  7. ^ Wake, W. K., Design paradigms: a sourcebook for creative visualization. John Wiley & Sons, 2000.
  8. ^ Grabska, E., The Theoretical Framework for Creative Visual Thinking. In Studying Visual and Spatial Reasoning for Design Creativity. Springer Netherlands, 2015, pp39-49.
  9. ^ Fominykh, M., and Prasolova-Førland, E., Collaborative work on 3D content in virtual environments: Methodology and recommendations. In 5th International Conference e-Learning (EL), Rome, Italy, 2011.
  10. ^ a b c d Archer, B. (1974). Design awareness and planned creativity in industry. (p. 87). Toronto: Thorn Press Limited.
  11. ^ a b c Hekkert, P., & Schifferstein, H. (2008). Product experience. (1 ed., p. 335). Amsterdam: Elsevier Science.
  12. ^ Hekkert, P., & Schifferstein, H. (2008). Product experience . (1 ed., pp. 334). Amsterdam: Elsevier Science
  13. ^ Hekkert, P., & Schifferstein, H. (2008). Product experience. (1 ed., pp. 349). Amsterdam: Elsevier Science.
  14. ^ a b c d e f Norman, D. (2002). The design of everyday things. (p. 29). New York: Basic Books.
  15. ^ "Future trends | Product design | About design | Design Council". Archived from the original on 2011-08-15. Retrieved 2011-08-15.
  16. ^ Pirkl, James J. (1994). Transgenerational Design: Products for an Aging Population. New York: Vn Nostrand Reinhold. pp. 24. ISBN 0-442-01065-6.


  • Archer, B. (1974). Design awareness and planned creativity in industry. Toronto: Thorn Press Limited. ISBN 0-85072-016-8.
  • Hawker, Chris (2005). The Inventor's Mind: 10 Steps to Making Money From Inventions. Columbus: Trident Design.

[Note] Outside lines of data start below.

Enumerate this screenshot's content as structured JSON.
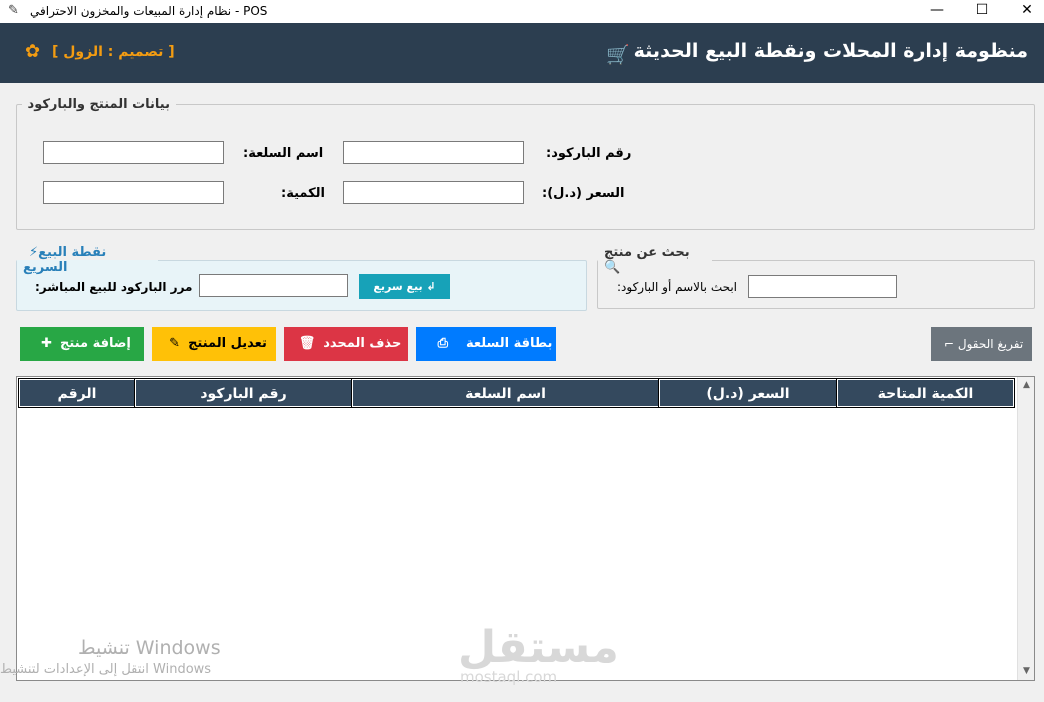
{
  "window": {
    "title": "POS - نظام إدارة المبيعات والمخزون الاحترافي",
    "minimize": "—",
    "maximize": "☐",
    "close": "✕"
  },
  "header": {
    "title": "منظومة إدارة المحلات ونقطة البيع الحديثة",
    "designer": "[ تصميم : الزول ]",
    "cart_icon": "cart-icon",
    "designer_icon": "gear-flower-icon"
  },
  "product_group": {
    "legend": "بيانات المنتج والباركود",
    "barcode_label": "رقم الباركود:",
    "name_label": "اسم السلعة:",
    "price_label": "السعر (د.ل):",
    "qty_label": "الكمية:",
    "barcode_value": "",
    "name_value": "",
    "price_value": "",
    "qty_value": ""
  },
  "quick_sale": {
    "legend": "نقطة البيع السريع",
    "label": "مرر الباركود للبيع المباشر:",
    "value": "",
    "button": "بيع سريع"
  },
  "search": {
    "legend": "بحث عن منتج",
    "label": "ابحث بالاسم أو الباركود:",
    "value": ""
  },
  "actions": {
    "add": "إضافة منتج",
    "edit": "تعديل المنتج",
    "delete": "حذف المحدد",
    "card": "بطاقة السلعة",
    "clear": "تفريغ الحقول"
  },
  "table": {
    "columns": [
      "الكمية المتاحة",
      "السعر (د.ل)",
      "اسم السلعة",
      "رقم الباركود",
      "الرقم"
    ],
    "rows": []
  },
  "watermark": {
    "line1": "تنشيط Windows",
    "line2": "انتقل إلى الإعدادات لتنشيط Windows",
    "logo": "مستقل",
    "logo_sub": "mostaql.com"
  }
}
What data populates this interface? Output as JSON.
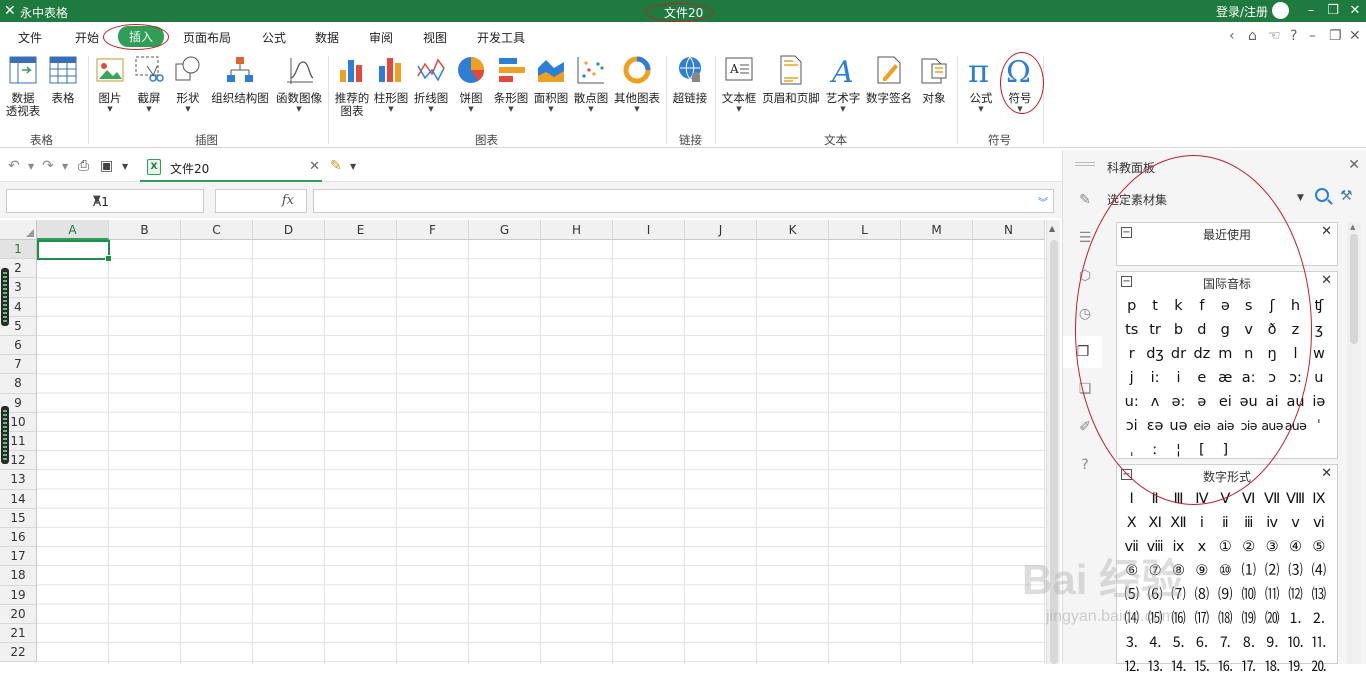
{
  "app": {
    "name": "永中表格",
    "document_title": "文件20",
    "login": "登录/注册"
  },
  "menu": [
    "文件",
    "开始",
    "插入",
    "页面布局",
    "公式",
    "数据",
    "审阅",
    "视图",
    "开发工具"
  ],
  "ribbon": {
    "buttons": [
      {
        "label": "数据\n透视表",
        "icon": "pivot-table-icon"
      },
      {
        "label": "表格",
        "icon": "table-icon"
      },
      {
        "label": "图片",
        "icon": "picture-icon"
      },
      {
        "label": "截屏",
        "icon": "screenshot-icon"
      },
      {
        "label": "形状",
        "icon": "shape-icon"
      },
      {
        "label": "组织结构图",
        "icon": "org-chart-icon"
      },
      {
        "label": "函数图像",
        "icon": "function-graph-icon"
      },
      {
        "label": "推荐的\n图表",
        "icon": "recommended-chart-icon"
      },
      {
        "label": "柱形图",
        "icon": "column-chart-icon"
      },
      {
        "label": "折线图",
        "icon": "line-chart-icon"
      },
      {
        "label": "饼图",
        "icon": "pie-chart-icon"
      },
      {
        "label": "条形图",
        "icon": "bar-chart-icon"
      },
      {
        "label": "面积图",
        "icon": "area-chart-icon"
      },
      {
        "label": "散点图",
        "icon": "scatter-chart-icon"
      },
      {
        "label": "其他图表",
        "icon": "other-chart-icon"
      },
      {
        "label": "超链接",
        "icon": "hyperlink-icon"
      },
      {
        "label": "文本框",
        "icon": "textbox-icon"
      },
      {
        "label": "页眉和页脚",
        "icon": "header-footer-icon"
      },
      {
        "label": "艺术字",
        "icon": "wordart-icon"
      },
      {
        "label": "数字签名",
        "icon": "digital-signature-icon"
      },
      {
        "label": "对象",
        "icon": "object-icon"
      },
      {
        "label": "公式",
        "icon": "equation-icon"
      },
      {
        "label": "符号",
        "icon": "symbol-icon"
      }
    ],
    "groups": [
      "表格",
      "插图",
      "图表",
      "链接",
      "文本",
      "符号"
    ]
  },
  "doc_tab": {
    "name": "文件20"
  },
  "formula_bar": {
    "cell_ref": "A1",
    "fx": "fx",
    "value": ""
  },
  "grid": {
    "columns": [
      "A",
      "B",
      "C",
      "D",
      "E",
      "F",
      "G",
      "H",
      "I",
      "J",
      "K",
      "L",
      "M",
      "N"
    ],
    "rows": [
      "1",
      "2",
      "3",
      "4",
      "5",
      "6",
      "7",
      "8",
      "9",
      "10",
      "11",
      "12",
      "13",
      "14",
      "15",
      "16",
      "17",
      "18",
      "19",
      "20",
      "21",
      "22"
    ]
  },
  "panel": {
    "title": "科教面板",
    "selector": "选定素材集",
    "sections": [
      {
        "title": "最近使用",
        "symbols": []
      },
      {
        "title": "国际音标",
        "symbols": [
          "p",
          "t",
          "k",
          "f",
          "ə",
          "s",
          "ʃ",
          "h",
          "ʧ",
          "ts",
          "tr",
          "b",
          "d",
          "g",
          "v",
          "ð",
          "z",
          "ʒ",
          "r",
          "dʒ",
          "dr",
          "dz",
          "m",
          "n",
          "ŋ",
          "l",
          "w",
          "j",
          "i:",
          "i",
          "e",
          "æ",
          "a:",
          "ɔ",
          "ɔ:",
          "u",
          "u:",
          "ʌ",
          "ə:",
          "ə",
          "ei",
          "əu",
          "ai",
          "au",
          "iə",
          "ɔi",
          "ɛə",
          "uə",
          "eiə",
          "aiə",
          "ɔiə",
          "auə",
          "auə",
          "ˈ",
          "ˌ",
          "ː",
          "¦",
          "[",
          "]"
        ]
      },
      {
        "title": "数字形式",
        "symbols": [
          "Ⅰ",
          "Ⅱ",
          "Ⅲ",
          "Ⅳ",
          "Ⅴ",
          "Ⅵ",
          "Ⅶ",
          "Ⅷ",
          "Ⅸ",
          "Ⅹ",
          "Ⅺ",
          "Ⅻ",
          "ⅰ",
          "ⅱ",
          "ⅲ",
          "ⅳ",
          "ⅴ",
          "ⅵ",
          "ⅶ",
          "ⅷ",
          "ⅸ",
          "ⅹ",
          "①",
          "②",
          "③",
          "④",
          "⑤",
          "⑥",
          "⑦",
          "⑧",
          "⑨",
          "⑩",
          "⑴",
          "⑵",
          "⑶",
          "⑷",
          "⑸",
          "⑹",
          "⑺",
          "⑻",
          "⑼",
          "⑽",
          "⑾",
          "⑿",
          "⒀",
          "⒁",
          "⒂",
          "⒃",
          "⒄",
          "⒅",
          "⒆",
          "⒇",
          "⒈",
          "⒉",
          "⒊",
          "⒋",
          "⒌",
          "⒍",
          "⒎",
          "⒏",
          "⒐",
          "⒑",
          "⒒",
          "⒓",
          "⒔",
          "⒕",
          "⒖",
          "⒗",
          "⒘",
          "⒙",
          "⒚",
          "⒛"
        ]
      }
    ]
  },
  "watermark": {
    "main": "Bai 经验",
    "sub": "jingyan.baidu.com"
  },
  "colors": {
    "brand": "#1e7a3e",
    "accent": "#2f9e57",
    "annotation": "#c0202a"
  }
}
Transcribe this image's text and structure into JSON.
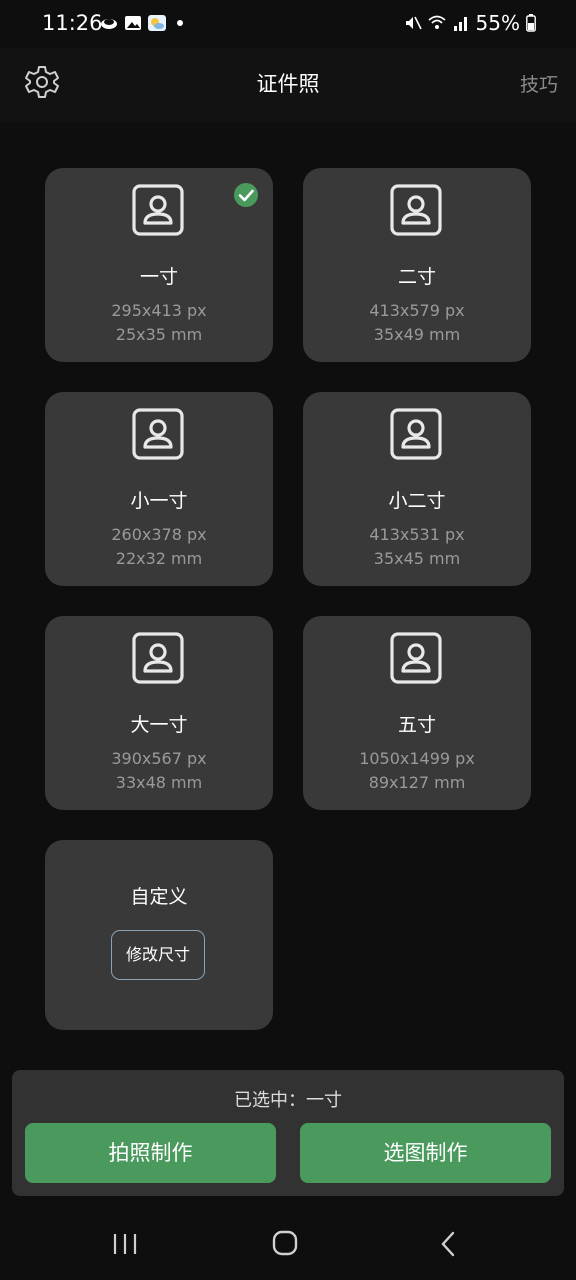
{
  "status_bar": {
    "time": "11:26",
    "battery": "55%"
  },
  "app_bar": {
    "title": "证件照",
    "tips_label": "技巧",
    "settings_icon": "gear-icon"
  },
  "sizes": [
    {
      "name": "一寸",
      "px": "295x413 px",
      "mm": "25x35 mm",
      "selected": true
    },
    {
      "name": "二寸",
      "px": "413x579 px",
      "mm": "35x49 mm",
      "selected": false
    },
    {
      "name": "小一寸",
      "px": "260x378 px",
      "mm": "22x32 mm",
      "selected": false
    },
    {
      "name": "小二寸",
      "px": "413x531 px",
      "mm": "35x45 mm",
      "selected": false
    },
    {
      "name": "大一寸",
      "px": "390x567 px",
      "mm": "33x48 mm",
      "selected": false
    },
    {
      "name": "五寸",
      "px": "1050x1499 px",
      "mm": "89x127 mm",
      "selected": false
    }
  ],
  "custom": {
    "name": "自定义",
    "modify_label": "修改尺寸"
  },
  "bottom": {
    "selected_text": "已选中：一寸",
    "take_photo_label": "拍照制作",
    "pick_image_label": "选图制作"
  },
  "colors": {
    "accent": "#4a9a5e",
    "card": "#393939",
    "background": "#0e0e0e"
  }
}
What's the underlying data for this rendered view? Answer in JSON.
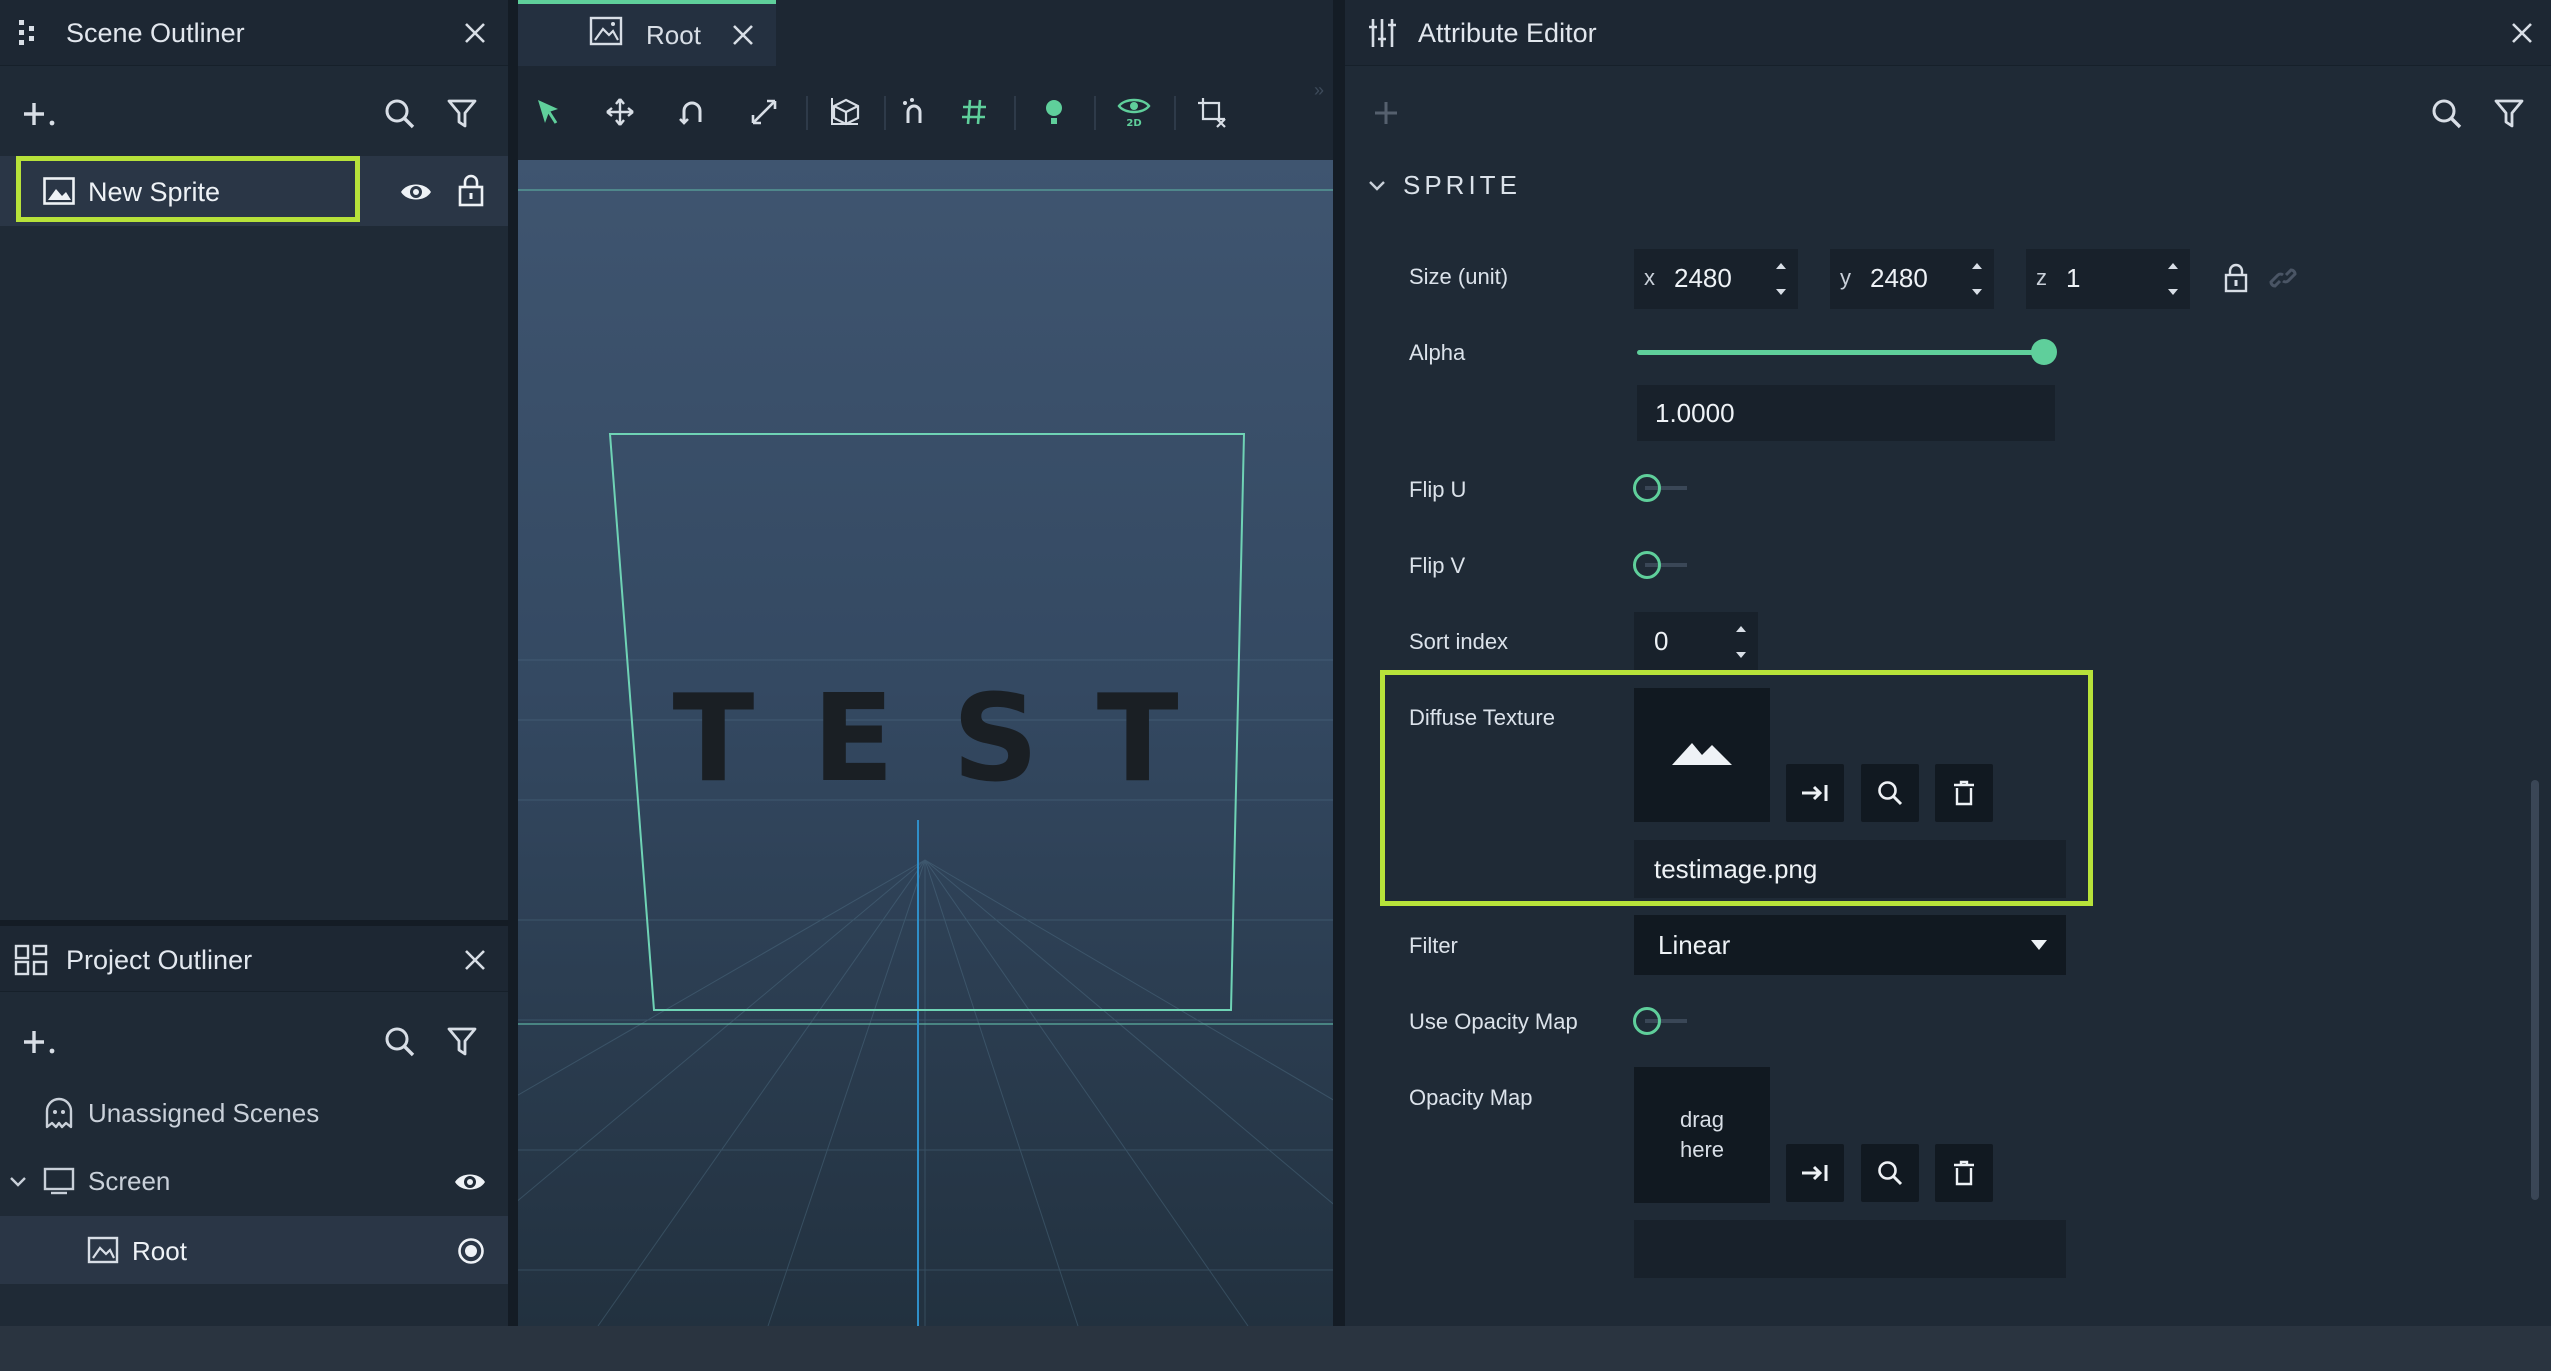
{
  "scene_outliner": {
    "title": "Scene Outliner",
    "items": [
      {
        "label": "New Sprite",
        "selected": true
      }
    ]
  },
  "project_outliner": {
    "title": "Project Outliner",
    "items": [
      {
        "label": "Unassigned Scenes"
      },
      {
        "label": "Screen"
      },
      {
        "label": "Root"
      }
    ]
  },
  "viewport": {
    "tab_label": "Root",
    "scene_text": "TEST",
    "toolbar_icons": [
      "select-icon",
      "move-icon",
      "rotate-icon",
      "scale-icon",
      "cube-view-icon",
      "snap-icon",
      "grid-icon",
      "light-icon",
      "view-2d-icon",
      "crop-icon"
    ]
  },
  "attribute_editor": {
    "title": "Attribute Editor",
    "section": "SPRITE",
    "size": {
      "label": "Size (unit)",
      "x_label": "x",
      "x": "2480",
      "y_label": "y",
      "y": "2480",
      "z_label": "z",
      "z": "1"
    },
    "alpha": {
      "label": "Alpha",
      "value": "1.0000",
      "level": 1.0
    },
    "flip_u": {
      "label": "Flip U",
      "on": false
    },
    "flip_v": {
      "label": "Flip V",
      "on": false
    },
    "sort_index": {
      "label": "Sort index",
      "value": "0"
    },
    "diffuse_texture": {
      "label": "Diffuse Texture",
      "file": "testimage.png"
    },
    "filter": {
      "label": "Filter",
      "value": "Linear"
    },
    "use_opacity_map": {
      "label": "Use Opacity Map",
      "on": false
    },
    "opacity_map": {
      "label": "Opacity Map",
      "drop_text": "drag\nhere",
      "file": ""
    }
  },
  "colors": {
    "accent": "#5fcf9b",
    "highlight": "#b7e23a",
    "panel": "#1f2a36"
  }
}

  • Hekkert, P.; Schifferstein, H. (2008). Product experience. Amsterdam: Elsevier Science Limited. ISBN 978-0-08-045089-6.
  • Koberg, J, & Bagnell, J (1991). The universal traveler: A soft systems guide to creativity, problem-solving and the process of reaching goals. W. Kaufmann. ISBN 978-0-913232-05-7.
  • Morris, R. (2009). The fundamentals of product design. AVA Publishing. ISBN 978-2-940373-17-8.
  • Norman, D. (2013). The Design of Everyday Things: Revised and Expanded Edition. New York: Basic Books. ISBN 978-0-465-05065-9.
  • Pirkl, James J. (1994). Transgenerational Design: Products for an Aging Population. New York: Van Nostrand Reinhold. pp. 24. ISBN 0-442-01065-6.